Lesbian, Gay, Bisexual, Queer, Intersex, and Asexual (LGBTQIA) Students

  • Student in front of a rainbow flag

Things to Consider

  • As you think about your career, consider what value your diverse background brings to a position and organization. Remember many employers appreciate the unique insight LGBTQIA students can bring to their position.
  • Check organization rankings regarding general commitment to diversity at DiversityInc.
  • Check out The Human Rights Campaign’s “Workplace” page.  It includes many resources, including HRC’s Corporate Equality Index Survey, which rates organizations based on how their policies and practices support and protect LBTQIA individuals and families. 
  • Read organizations’ diversity statements and human resources policies on their web sites.  Check to see if organizations offer domestic partnership benefits, or other LGBTQIA-friendly policies.  Look to see if organizations have LGBTQIA “affinity” or “resource” groups for LGBTQIA employees and/or have LGBTQIA-friendly benefits and workplace cultures.
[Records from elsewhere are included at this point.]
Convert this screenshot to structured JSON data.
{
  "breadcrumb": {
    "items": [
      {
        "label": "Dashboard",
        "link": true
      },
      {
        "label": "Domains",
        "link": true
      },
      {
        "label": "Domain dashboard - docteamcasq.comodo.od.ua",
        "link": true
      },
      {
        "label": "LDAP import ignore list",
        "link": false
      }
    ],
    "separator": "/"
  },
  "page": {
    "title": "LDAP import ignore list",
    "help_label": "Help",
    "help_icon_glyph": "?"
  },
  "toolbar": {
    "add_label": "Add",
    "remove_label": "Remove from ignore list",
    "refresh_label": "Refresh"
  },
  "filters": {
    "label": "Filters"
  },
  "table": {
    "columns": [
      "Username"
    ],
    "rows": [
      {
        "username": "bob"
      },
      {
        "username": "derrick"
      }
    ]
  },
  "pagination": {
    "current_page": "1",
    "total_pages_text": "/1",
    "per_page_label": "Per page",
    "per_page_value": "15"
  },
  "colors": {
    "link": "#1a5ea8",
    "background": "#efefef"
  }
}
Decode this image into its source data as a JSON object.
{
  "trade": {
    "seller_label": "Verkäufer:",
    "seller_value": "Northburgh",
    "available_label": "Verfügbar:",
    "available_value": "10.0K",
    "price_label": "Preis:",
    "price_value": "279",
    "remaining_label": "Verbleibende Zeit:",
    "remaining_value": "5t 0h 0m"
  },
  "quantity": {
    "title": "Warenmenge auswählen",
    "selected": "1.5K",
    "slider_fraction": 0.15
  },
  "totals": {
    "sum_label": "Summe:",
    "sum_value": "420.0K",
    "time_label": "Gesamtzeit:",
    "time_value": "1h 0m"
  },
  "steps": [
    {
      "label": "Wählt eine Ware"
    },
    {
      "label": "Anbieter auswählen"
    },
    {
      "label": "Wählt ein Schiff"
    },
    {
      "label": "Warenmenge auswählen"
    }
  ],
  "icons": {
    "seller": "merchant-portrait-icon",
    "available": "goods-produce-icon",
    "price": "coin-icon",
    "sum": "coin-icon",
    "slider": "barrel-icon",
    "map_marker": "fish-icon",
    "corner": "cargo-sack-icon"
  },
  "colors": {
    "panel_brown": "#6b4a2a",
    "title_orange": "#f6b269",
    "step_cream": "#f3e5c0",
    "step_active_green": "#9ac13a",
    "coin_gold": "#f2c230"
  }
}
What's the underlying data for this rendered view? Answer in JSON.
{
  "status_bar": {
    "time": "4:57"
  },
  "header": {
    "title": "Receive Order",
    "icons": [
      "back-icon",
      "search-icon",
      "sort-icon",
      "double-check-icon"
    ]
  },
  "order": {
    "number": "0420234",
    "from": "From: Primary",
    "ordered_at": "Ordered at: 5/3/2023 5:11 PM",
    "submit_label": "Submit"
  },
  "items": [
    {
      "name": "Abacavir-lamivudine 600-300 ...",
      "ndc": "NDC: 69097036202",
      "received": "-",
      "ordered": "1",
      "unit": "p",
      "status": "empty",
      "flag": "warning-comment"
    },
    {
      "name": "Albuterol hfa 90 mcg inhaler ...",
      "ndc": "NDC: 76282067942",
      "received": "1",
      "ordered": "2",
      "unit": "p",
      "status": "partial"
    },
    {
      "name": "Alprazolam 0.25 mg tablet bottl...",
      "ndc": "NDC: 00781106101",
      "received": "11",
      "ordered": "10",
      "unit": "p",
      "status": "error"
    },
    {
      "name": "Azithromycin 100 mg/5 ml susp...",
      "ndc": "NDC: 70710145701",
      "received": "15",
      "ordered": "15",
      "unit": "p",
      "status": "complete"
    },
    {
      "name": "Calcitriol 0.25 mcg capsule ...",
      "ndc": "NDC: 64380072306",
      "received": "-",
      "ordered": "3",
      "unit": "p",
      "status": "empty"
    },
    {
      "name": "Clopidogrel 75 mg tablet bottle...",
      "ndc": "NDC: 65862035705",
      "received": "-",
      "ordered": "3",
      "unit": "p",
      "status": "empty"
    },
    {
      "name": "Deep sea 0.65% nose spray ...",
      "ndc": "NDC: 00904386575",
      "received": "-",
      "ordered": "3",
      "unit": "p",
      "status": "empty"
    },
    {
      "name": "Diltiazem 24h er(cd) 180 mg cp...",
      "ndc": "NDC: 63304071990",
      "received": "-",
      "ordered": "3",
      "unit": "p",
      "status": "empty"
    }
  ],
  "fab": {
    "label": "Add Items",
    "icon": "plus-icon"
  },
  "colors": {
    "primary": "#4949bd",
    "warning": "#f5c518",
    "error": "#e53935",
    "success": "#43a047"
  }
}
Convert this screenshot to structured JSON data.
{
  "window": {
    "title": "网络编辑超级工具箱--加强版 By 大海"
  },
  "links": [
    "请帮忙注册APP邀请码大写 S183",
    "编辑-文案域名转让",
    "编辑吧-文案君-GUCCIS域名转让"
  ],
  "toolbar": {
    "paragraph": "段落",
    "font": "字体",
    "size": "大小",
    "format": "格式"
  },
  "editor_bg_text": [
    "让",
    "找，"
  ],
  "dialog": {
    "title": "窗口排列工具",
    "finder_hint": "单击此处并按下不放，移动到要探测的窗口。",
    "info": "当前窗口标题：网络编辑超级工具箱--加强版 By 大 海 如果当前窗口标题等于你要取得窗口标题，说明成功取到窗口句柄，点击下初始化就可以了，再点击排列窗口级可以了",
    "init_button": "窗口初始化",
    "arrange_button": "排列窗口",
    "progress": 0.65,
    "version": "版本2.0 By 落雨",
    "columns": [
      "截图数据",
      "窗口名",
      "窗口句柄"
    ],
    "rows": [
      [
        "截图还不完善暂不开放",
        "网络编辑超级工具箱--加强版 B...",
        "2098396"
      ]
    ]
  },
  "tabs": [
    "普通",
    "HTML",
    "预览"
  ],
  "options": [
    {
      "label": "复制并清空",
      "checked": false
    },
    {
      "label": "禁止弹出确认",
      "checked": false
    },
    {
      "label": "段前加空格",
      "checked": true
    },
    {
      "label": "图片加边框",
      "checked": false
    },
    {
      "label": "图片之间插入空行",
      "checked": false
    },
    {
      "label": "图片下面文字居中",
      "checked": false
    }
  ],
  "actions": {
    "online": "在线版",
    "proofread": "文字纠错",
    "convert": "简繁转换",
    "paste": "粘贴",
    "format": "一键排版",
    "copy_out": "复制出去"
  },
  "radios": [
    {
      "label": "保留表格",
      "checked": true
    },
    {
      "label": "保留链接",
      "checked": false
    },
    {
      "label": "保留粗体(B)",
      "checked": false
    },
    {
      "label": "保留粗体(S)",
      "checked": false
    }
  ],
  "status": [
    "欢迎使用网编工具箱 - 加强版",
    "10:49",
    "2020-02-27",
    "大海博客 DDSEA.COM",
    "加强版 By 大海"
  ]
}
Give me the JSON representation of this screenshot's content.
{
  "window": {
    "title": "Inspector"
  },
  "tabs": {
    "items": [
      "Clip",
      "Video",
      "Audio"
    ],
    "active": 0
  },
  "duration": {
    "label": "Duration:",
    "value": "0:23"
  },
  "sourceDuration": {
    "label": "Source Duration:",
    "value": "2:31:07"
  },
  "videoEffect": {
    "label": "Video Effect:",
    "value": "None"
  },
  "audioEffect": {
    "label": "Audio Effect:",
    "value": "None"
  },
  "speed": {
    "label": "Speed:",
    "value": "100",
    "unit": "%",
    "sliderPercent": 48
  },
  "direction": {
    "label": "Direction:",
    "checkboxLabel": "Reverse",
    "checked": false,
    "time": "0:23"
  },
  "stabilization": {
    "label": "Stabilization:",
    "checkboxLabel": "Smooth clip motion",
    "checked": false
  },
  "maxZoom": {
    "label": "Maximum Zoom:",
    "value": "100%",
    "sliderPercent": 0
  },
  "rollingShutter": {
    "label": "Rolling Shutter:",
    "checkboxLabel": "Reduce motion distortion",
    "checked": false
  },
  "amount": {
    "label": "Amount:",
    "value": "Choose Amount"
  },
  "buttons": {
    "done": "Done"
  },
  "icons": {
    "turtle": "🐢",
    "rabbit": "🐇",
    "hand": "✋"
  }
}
Getting Your Career on Track

Getting Your Career on Track

Landing a great job after graduation, or getting into graduate school, takes more than simply going to class each day. A few tips and facts are listed below to give you some insight on what you can do now to succeed after graduation!

  • Explore your Options. Explore your interests, strengths, personality, and values and how these relate to major and career options. Start by making an appointment with a career counselor in your career office.
  • Get Experience. 50% of employers expect students to have 2 or more internships by graduation, and graduate schools like applicants who have conducted research. Don’t know where to begin? Your career office can help you get started!
  • Visit Career Services Career services staff members are experts in helping students reach their career goals.  Because we regularly talk to employers in your industry, we have more insight than you will find through general online resources.  Contact your career services office to schedule an appointment.

Career Resources

Career Resources

While there are countless online career resources for LBTQIA individuals we have summarized these four high-quality resources to help you as you search for jobs and internships:

TJobBank Employment site specifically designed to bring inclusive employers together with transgender candidates

Diversity Working Diversity working is a job search engine that offers 550,000 active and non-replicated diversity jobs

LGBT CareerLink Out & Equal Workplace Advocate's job search and employment networking website.

Out for Work OFW’s programs, resources and services provide assistance to students in the cultivation and enhancement of skills to explore career options, master search techniques and strategies, and research employment opportunities.

Connect with Professionals and Peers

Connect with Professionals and Peers

Meeting with LGBTQIA professionals or others who work in your career area of interest can be a great way to get career advice and find leads on positions.  Below are a few ways you can find people in industry who might be able to help.

  • Ask family, friends, advisors, career counselors, community leaders, or instructors if they know any LGBTQIA professionals who you can speak with for advice on your career plans.
  • Professional associations are groups of people who work in a similar industry that meet to conduct professional development and to network.  Attending organization meetings can be a way to find professionals eager to help you navigate the world of work   View a national listing of organizations created by the Human Rights Campaign at LGBTQ Professional and Student Associations.
  • The University of Minnesota’s LGBTQIA Programs Office has a mentoring program specifically designed to help you find a mentor.  For more information, see LGBTIA Mentor Program.
  • Join student groups that relate to your professional goals.  This is a great way to network with your peers and many groups bring in professionals in the field to speak with students.
  • Attend career fairs, organization information sessions/networking events, and employer panels to expand your professional network.  View campus events at GoldPASS , or for Carlson School of Management students, visit The Edge.

Feeling overwhelmed at the thought of contacting a professional? You’re not alone!  Calling a stranger and asking for advice makes most students a little nervous.  To get some tips to help you through this process, simply call your career center and ask for an appointment with a career staff member.  We will coach you on what to say when you call a professional, what kinds of questions to ask and how to make the best impression.

Your Legal Rights

Your Legal Rights

As LGBTQIA student, you may have concerns about experiencing discrimination within your job search or career and how to handle this should it arise.  Below you will find some resources to help you understand your rights if you encounter discrimination in a job interview or in the work place.

  • To learn about what constitutes an illegal interview question and how to handle it if the situation happens in a job interview read the article title Handling Improper Interview Questions written by career experts from the National Association of Colleges and Employers.  Also see the St. Paul Campus Career Center’s online workshop to help you decide if and how to disclose your gender identity or sexual orientation on a resume, in an interview, or on the job.  A career staff member can also discuss these issues with you and help you make decisions.
  • Laws protecting you from discrimination: Minnesota law prohibits discrimination in employment, housing, public accommodations, public service, education, credit, and business based on “sexual orientation,” which is defined to include transgender individuals.  Although federal law does not protect employees from discrimination based on real or perceived gender identity or sexual orientation, many cities, counties and states do have such protections.  To see if a state in which you are considering working has discrimination protections, see the Human Rights Campaign’s list of state laws